        6. What to Use Instead of a Segmented Control or Switch
        7. Date Pickers
        8. International Date Picking
        9. What to Use Instead of (or in Addition to) a Date Picker
        10. One Text Box or Many?
        11. Sliders and Steppers
        12. Sliders in HTML5
        13. Spinners
        14. What to Use Instead of a Slider or Stepper
        15. Single Checkboxes
    4. Alignment
      1. Vertical Path to Completion
        1. Don’t Put Questions Beside Each Other
      2. Aligning Answer Fields
      3. Label Placement
        1. What about That Study?
        2. Avoiding the Gutter
      4. Button Alignment
        1. Single-step Forms
        2. Multistep Forms
        3. Buttons on Mobile
    5. Spacing
      1. Proximity
        1. Always Show Questionlevel Help
      2. Text Box Widths
      3. Empty Text Boxes
        1. No Background Color
        2. No Placeholder Text
        3. Float Labels
      4. Touch Tips
    6. Color
      1. Be Very Careful with Color
      2. What Colors Should You Use?
        1. Message Colors
      3. Color Blindness
      4. Color Contrast
    7. Required Versus Optional Fields
      1. Many Optional Questions
    8. Buttons
      1. No Reset
    9. Typography
      1. Typeface
        1. Body Text
        2. Headings
      2. Case
      3. Line Length
    10. Contact Information
    11. What’s Absent from Our Layout
    12. Review
  9. Flow
    1. Order
      1. Question Order
      2. Principles for Deciding Question Order
        1. Follow How the User Thinks
        2. Core Before Supplementary
        3. Easy Before Difficult
        4. Related Together
        5. Be Consistent

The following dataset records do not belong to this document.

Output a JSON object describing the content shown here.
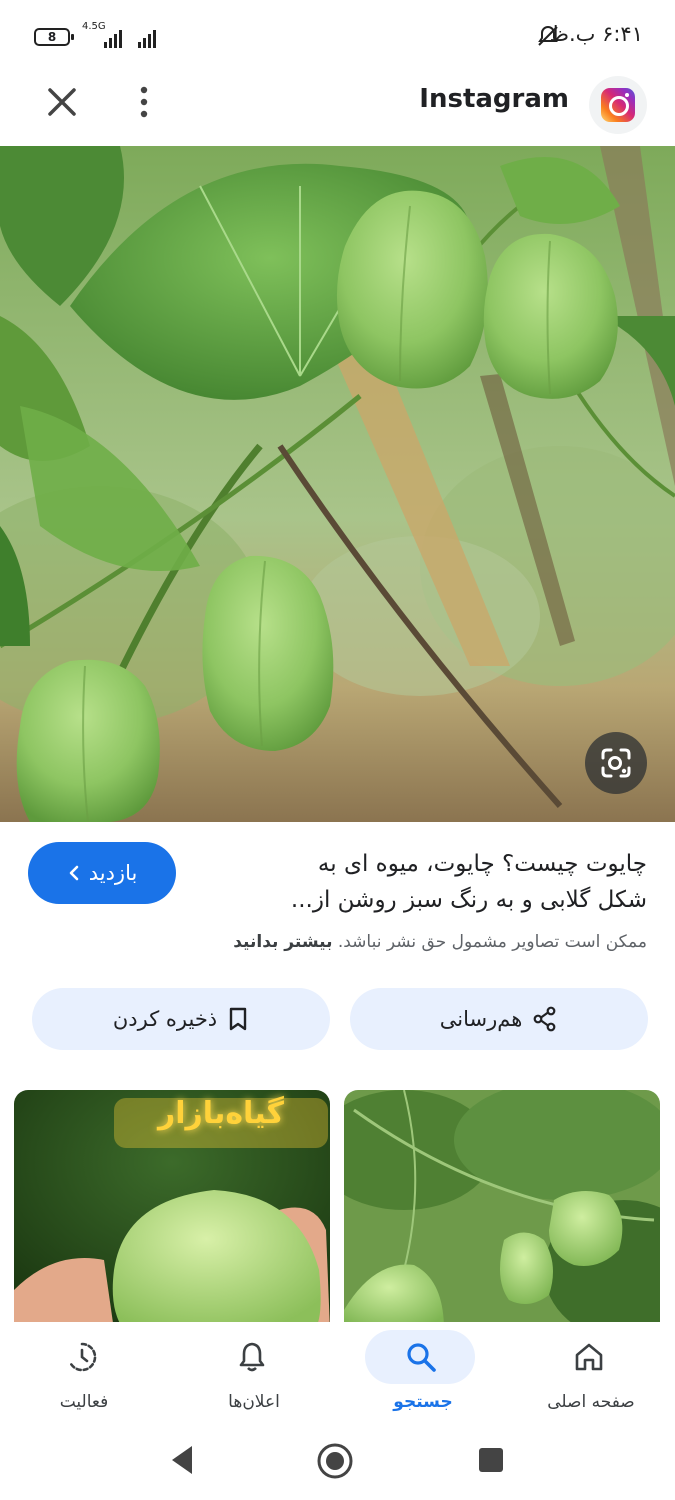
{
  "status": {
    "time": "۶:۴۱ ب.ظ",
    "battery": "8",
    "network": "4.5G"
  },
  "header": {
    "site_name": "Instagram"
  },
  "result": {
    "visit_label": "بازدید",
    "caption_line1": "چایوت چیست؟ چایوت، میوه ای به",
    "caption_line2": "شکل گلابی و به رنگ سبز روشن از...",
    "copyright_text": "ممکن است تصاویر مشمول حق نشر نباشد.",
    "learn_more": "بیشتر بدانید",
    "share_label": "هم‌رسانی",
    "save_label": "ذخیره کردن"
  },
  "related": {
    "overlay_text": "گیاه‌بازار"
  },
  "nav": {
    "items": [
      {
        "label": "صفحه اصلی",
        "icon": "home-icon"
      },
      {
        "label": "جستجو",
        "icon": "search-icon",
        "active": true
      },
      {
        "label": "اعلان‌ها",
        "icon": "bell-icon"
      },
      {
        "label": "فعالیت",
        "icon": "activity-icon"
      }
    ]
  },
  "colors": {
    "accent": "#1a73e8",
    "pill": "#e8f0fe",
    "leaf": "#5f9a3a",
    "fruit": "#8cc45e"
  }
}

        6. Principles, Not Rules
        7. Tab Order
      3. Screens
        1. Three Different Ways to Split over Screens
        2. Deciding the Number of Screens
        3. Multistep (Screen) Forms
        4. Keep it Together
        5. One Question per Screen
        6. Progress Indicators
        7. Modal Windows
      4. Before and After
        1. Gateway Screen
        2. Confirmation Screen
        3. Email Confirmation
        4. Review Screens
    2. Validation
      1. Two Types of Errors
      2. Errors of Omission
        1. Disabling the Primary Action Button
        2. Errors of Commission
        3. International Formats
      3. Inline Validation
        1. Never Rely Solely on Client-side Validation
    3. Messages
      1. Error Messages
        1. Errors Take Time
      2. Warnings
      3. Success
      4. System Processing
    4. From Good to Great
      1. Reduce Workload
        1. Touch Device Smarts
        2. Double Entry
        3. Show/hide Password
        4. Prepopulation
        5. Defaults
      2. Tailor the Experience
        1. Conditional Questions
        2. Eligibility
        3. Time Limits
    5. The Art and Science of Flow
  10. Forms Documentation: QxQ
    1. Contents of a QxQ
      1. Simple Forms Don't Need a QxQ
    2. The Investment in a QxQ Has a Great Return